Here is a nice review by David Gordon of a new book that I am in. Here Amazon lets you search inside the book. You can buy it from them at the hair-curling price of $79.95 -- and up! (What is that all about, I wonder?)
My role in this project makes a rather odd story. The editors wanted to have an equal number of defenders of anarchism and minarchism (the state can be a just institution, but only if its powers are seriously limited). Without asking me, they assumed I am a minarchist. When I turned my essay in, they were disappointed. I argue that the justification of the state is a serious problem that must be faced, but proposed no solution to it.

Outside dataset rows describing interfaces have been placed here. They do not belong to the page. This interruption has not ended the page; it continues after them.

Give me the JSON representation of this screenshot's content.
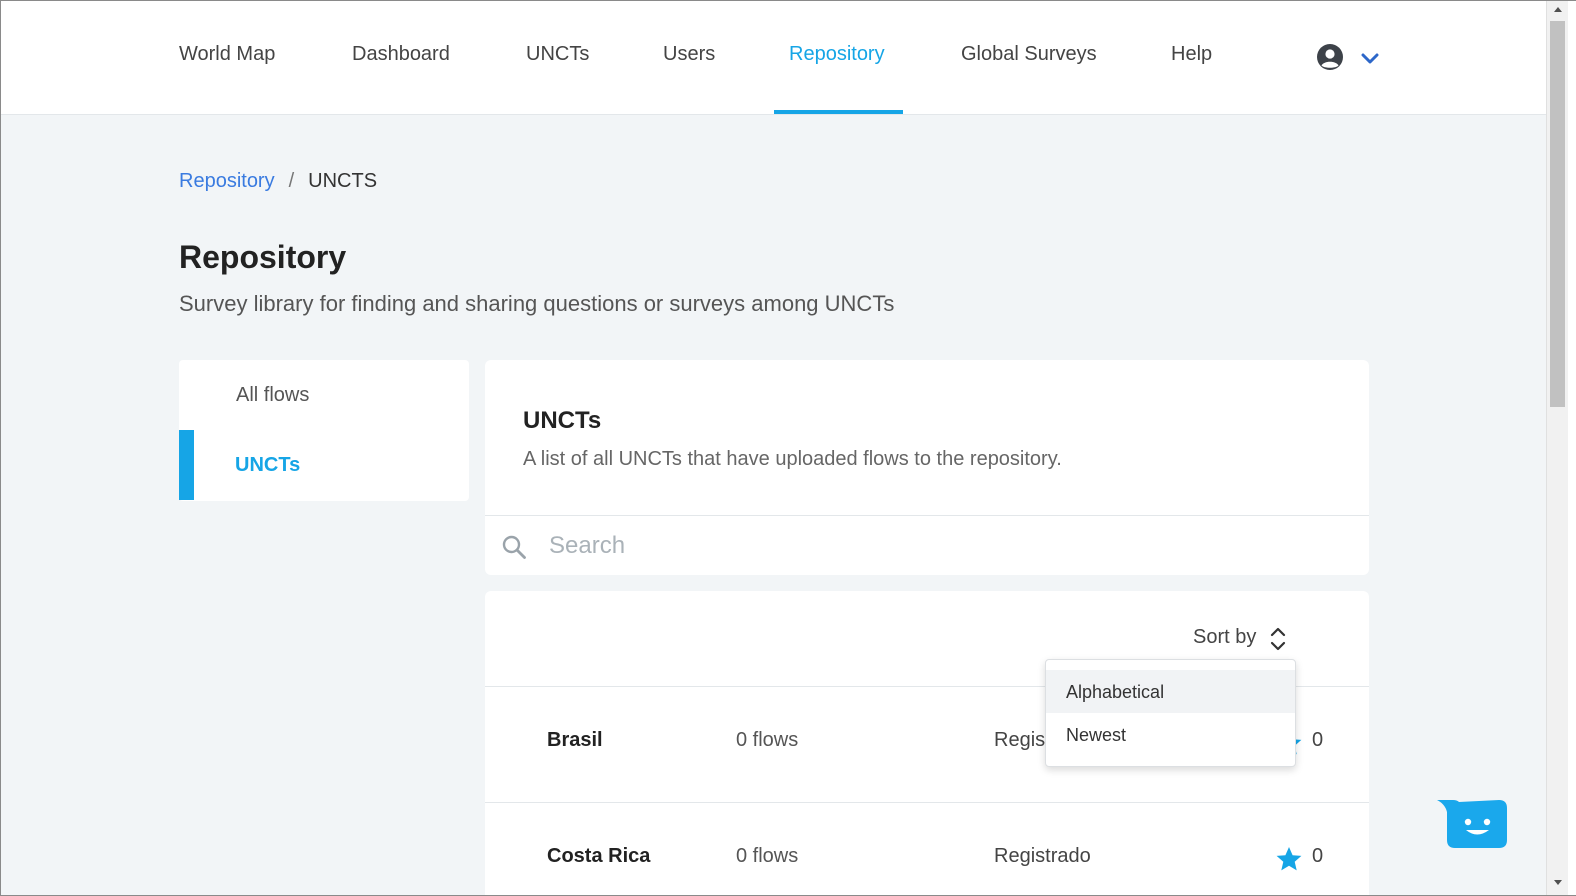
{
  "nav": {
    "items": [
      "World Map",
      "Dashboard",
      "UNCTs",
      "Users",
      "Repository",
      "Global Surveys",
      "Help"
    ],
    "active": "Repository",
    "accent": "#16a5e6",
    "user_icon": "user-circle-icon",
    "menu_icon": "chevron-down-icon"
  },
  "breadcrumb": {
    "link": "Repository",
    "separator": "/",
    "current": "UNCTS"
  },
  "header": {
    "title": "Repository",
    "subtitle": "Survey library for finding and sharing questions or surveys among UNCTs"
  },
  "sidebar": {
    "items": [
      {
        "label": "All flows",
        "active": false
      },
      {
        "label": "UNCTs",
        "active": true
      }
    ]
  },
  "main": {
    "title": "UNCTs",
    "description": "A list of all UNCTs that have uploaded flows to the repository.",
    "search": {
      "placeholder": "Search",
      "value": ""
    }
  },
  "list": {
    "sort_label": "Sort by",
    "rows": [
      {
        "name": "Brasil",
        "flows": "0 flows",
        "status": "Registrado",
        "stars": "0"
      },
      {
        "name": "Costa Rica",
        "flows": "0 flows",
        "status": "Registrado",
        "stars": "0"
      }
    ]
  },
  "sort_dropdown": {
    "options": [
      "Alphabetical",
      "Newest"
    ],
    "highlighted": "Alphabetical"
  },
  "chat": {
    "icon": "chat-bot-icon",
    "color": "#1aa8ec"
  }
}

My view is expressed very well by Tom Paine when he says: "Government, even in its best state, is but a necessary evil; in its worst state, an intolerable one." I consider this an anarchist view, inasmuch as it means that the state is not a morally legitimate institution, that it is intractably problematic from an ethical point of view. Come to think of it, I will go one step further than Tom, because I am not so sure that this evil is necessary.
Anyway, I said they should put my essay in the anarchist half of the book. They didn't want to do that, because the table of contents would then be lopsided: 4 minarchist to 6 anarchist. They ended up leaving it in the minarchist part, but making it the lead essay, so it would be a sort of introduction to the rest. Not a perfect solution.
I'm sorry to cause all this confusion. I used to be a minarchist, but decades of dealing with real government have convinced me that the dominant characteristic of the state is what Ortega y Gasset called its "harshness."